# Making a program to convert K(1+cos(nQ-phi)) to a power series

1. Jun 22, 2012

### shitij

Hi all !!

I am a summer trainee and am currently making (modifying: I am changing the way the program takes input) a program in Fortran, and my math is a little shaky.
What I have is an input file with 3 parameters in it for the equation (which is the equation for calculating torsional potential):

K (1+cos(nQ-phi))

The parameters given to me are: K, n and phi.

Now the program takes 7 parameters for this equation which are the prefactors for the corresponding power series (it does it that way because calculating double differential is easier then).
So, I have to convert the given 3 parameters to the 7 parameters that the programs wants.
How do I do that?
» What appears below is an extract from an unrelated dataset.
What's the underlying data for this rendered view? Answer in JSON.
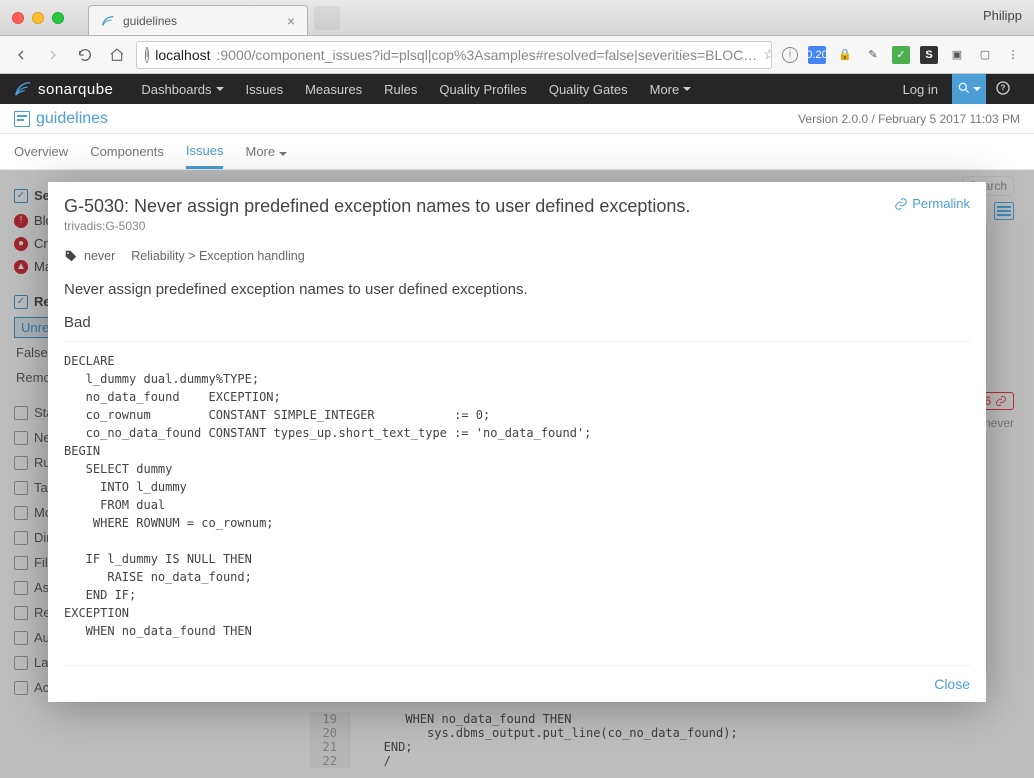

I looked at the taylor series expansion on wikipedia, but I am not sure what I should expand this against. Is power series = maclaurin series? So I have to expand this around a=0?
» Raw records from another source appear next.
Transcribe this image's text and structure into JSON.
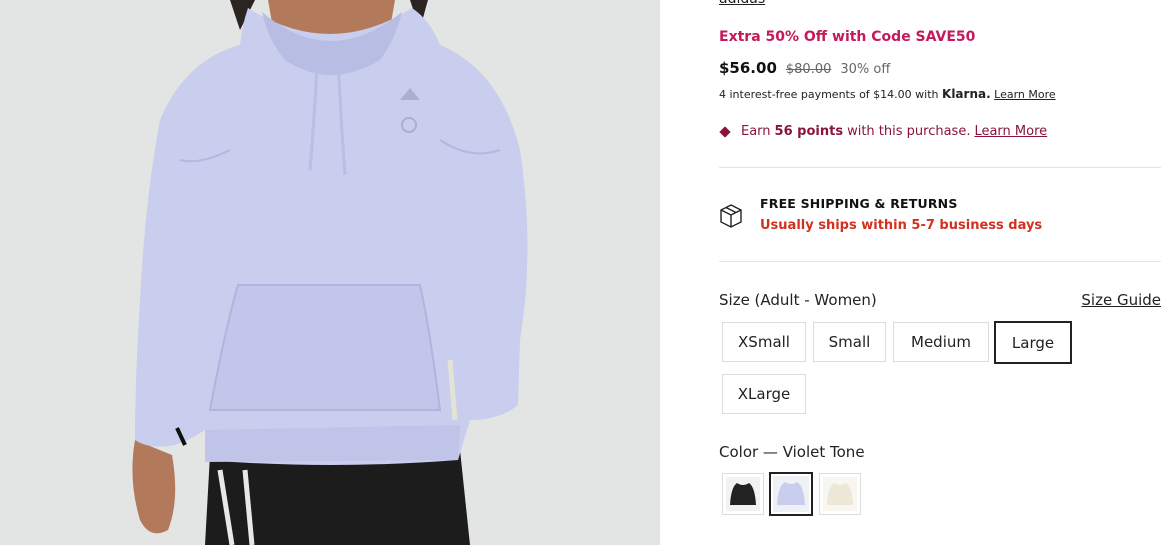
{
  "product": {
    "image_alt": "Violet Tone hoodie front view",
    "brand": "adidas",
    "promo": "Extra 50% Off with Code SAVE50",
    "price_now": "$56.00",
    "price_was": "$80.00",
    "price_off": "30% off",
    "klarna": {
      "prefix": "4 interest-free payments of $14.00 with",
      "logo": "Klarna.",
      "link": "Learn More"
    },
    "points": {
      "prefix": "Earn",
      "amount": "56 points",
      "suffix": "with this purchase.",
      "link": "Learn More"
    },
    "shipping": {
      "title": "FREE SHIPPING & RETURNS",
      "subtitle": "Usually ships within 5-7 business days"
    },
    "size": {
      "label": "Size (Adult - Women)",
      "guide": "Size Guide",
      "options": [
        "XSmall",
        "Small",
        "Medium",
        "Large",
        "XLarge"
      ],
      "selected": "Large"
    },
    "color": {
      "label": "Color — Violet Tone",
      "swatches": [
        "black-swatch",
        "violet-tone-swatch",
        "cream-swatch"
      ],
      "selected": "violet-tone-swatch"
    }
  },
  "colors": {
    "promo": "#c41a5a",
    "points": "#8a1538",
    "shipping_alert": "#d2311f",
    "hoodie": "#c9cdee"
  }
}
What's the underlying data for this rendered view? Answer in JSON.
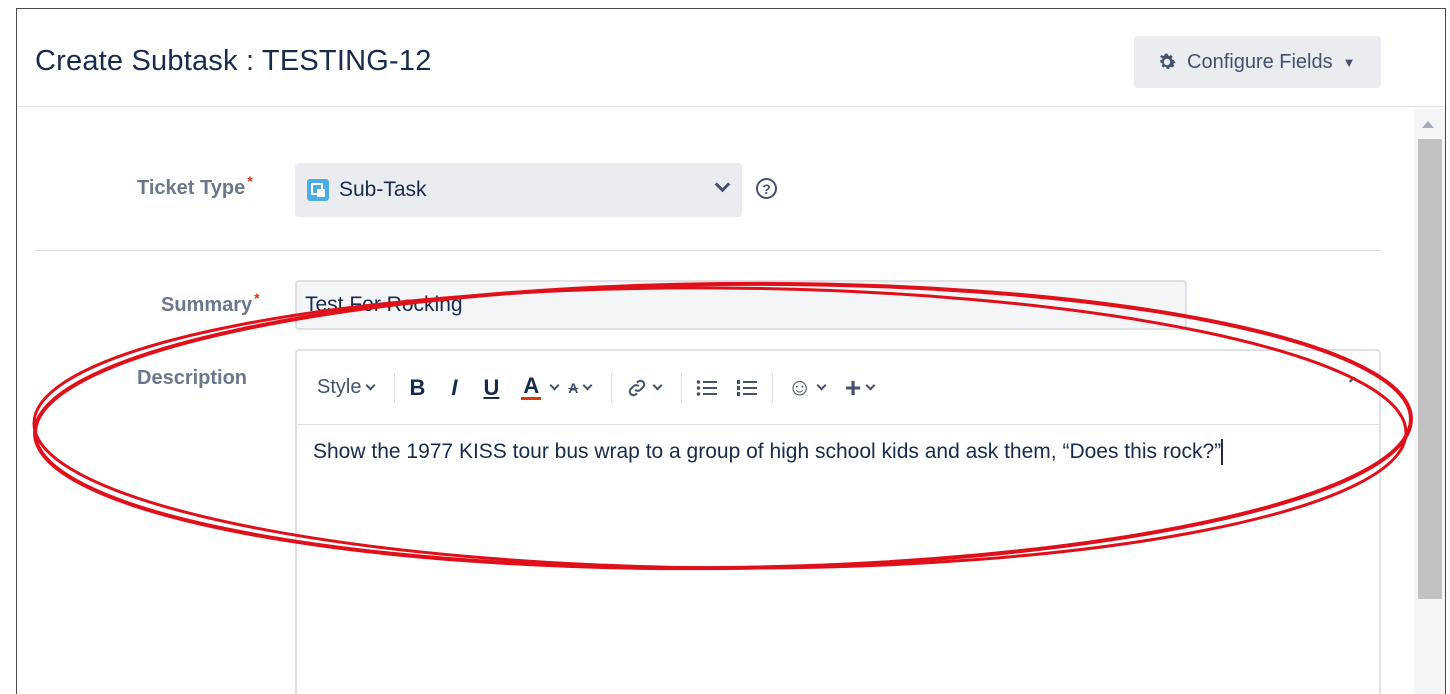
{
  "header": {
    "title": "Create Subtask : TESTING-12",
    "configure_fields_label": "Configure Fields"
  },
  "fields": {
    "ticket_type": {
      "label": "Ticket Type",
      "required_marker": "*",
      "value": "Sub-Task",
      "help": "?"
    },
    "summary": {
      "label": "Summary",
      "required_marker": "*",
      "value": "Test For Rocking"
    },
    "description": {
      "label": "Description",
      "toolbar": {
        "style": "Style",
        "bold": "B",
        "italic": "I",
        "underline": "U",
        "text_color": "A",
        "text_formatting": "A",
        "list_bullets": "☰",
        "list_numbers": "☷",
        "emoji": "☺",
        "insert": "+",
        "collapse": "⌃"
      },
      "content": "Show the 1977 KISS tour bus wrap to a group of high school kids and ask them, “Does this rock?”"
    }
  },
  "colors": {
    "required": "#de350b",
    "annotation": "#e0101a",
    "subtask_icon": "#4bade8"
  },
  "icons": [
    "gear-icon",
    "caret-down-icon",
    "subtask-icon",
    "chevron-down-icon",
    "help-icon",
    "link-icon",
    "bullet-list-icon",
    "numbered-list-icon",
    "emoji-icon",
    "plus-icon",
    "collapse-icon"
  ]
}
Thanks !!

2. Jun 22, 2012

### chiro

Hey garbageij and welcome to the forums.

The major use for having different points to expand around in taylor series relates to having convergence properties in some neighborhood of the point you are expanding around.

If you know the function is defined everywhere, converges everywhere and is differentiable everywhere, then you can use any point you want.

In terms of the neighbourhood, the reason why people might want to use different points of expansion is because you may want to get an approximation to a point 'close' to the one you are expanding around and because it's close, a lot of the derivative terms (especially the higher ones) can be ignored to give a good approximation.

Since the cos function is defined everywhere, converges everywhere, and is differentiable everywhere, you can use whatever point of expansion you wish including a = 0. In fact, using a = 0 makes things a lot easier in terms of the algebra and calculation (i.e. you have x^n instead of something like (x-a)^n for some non-zero a).

3. Jun 22, 2012

### shitij

Hmm...actually I asked my prof that "From what I understand, power series have infinite terms, so how many terms shall I consider?" (where should I truncate it)
He replied "Not necessarily. In many cases (like this one) it has finite terms and rest of the terms are just 0" Then he gave me an example of cos(2x)=2cos^2(x)-1. (I dont remember exactly, but I think this is somewhat what he said)

The thing is, that when I am expanding it around Q=0, I am not getting finite terms (like he said I should). Like I am getting terms like:
0 + n*K*sin(phi)*Q/1! - n2*K*cos(-phi)*Q2/2!-n3*K*sin(phi)*Q3/3! + ............

This will go on forever, right? Am I doing something wrong? I feel there should be some correlation between "n" and the number of non-zero terms in the power series. Also he always mentioned the term power series, is mclaurin series=power series???

Thanks !!

4. Jun 22, 2012

### chiro

You should get an infinite power series expansion for your nQ term (I'm assuming you are expanding the series around -phi, so this is OK because the trig functions are infinite-power series and in general, can not be reduced down to polynomials.

I'm guessing (and you would have to check this) is that you want n terms (in your case possibly seven) which is a good enough approximation to work with so that you will get a seventh degree polynomial for Q which you can solve using numerical techniques. You can then take this Q and simply apply it your application (i.e. torsion).

The equation to find f(Q) (i.e the taylor series approximation you calculated) = 0 can be solved using what is known as a root finding algorithm like Newton-Rhapson, which requires the derivative. Given that you have a polynomial approximation, the derivative is easy to find using term by term differentiation.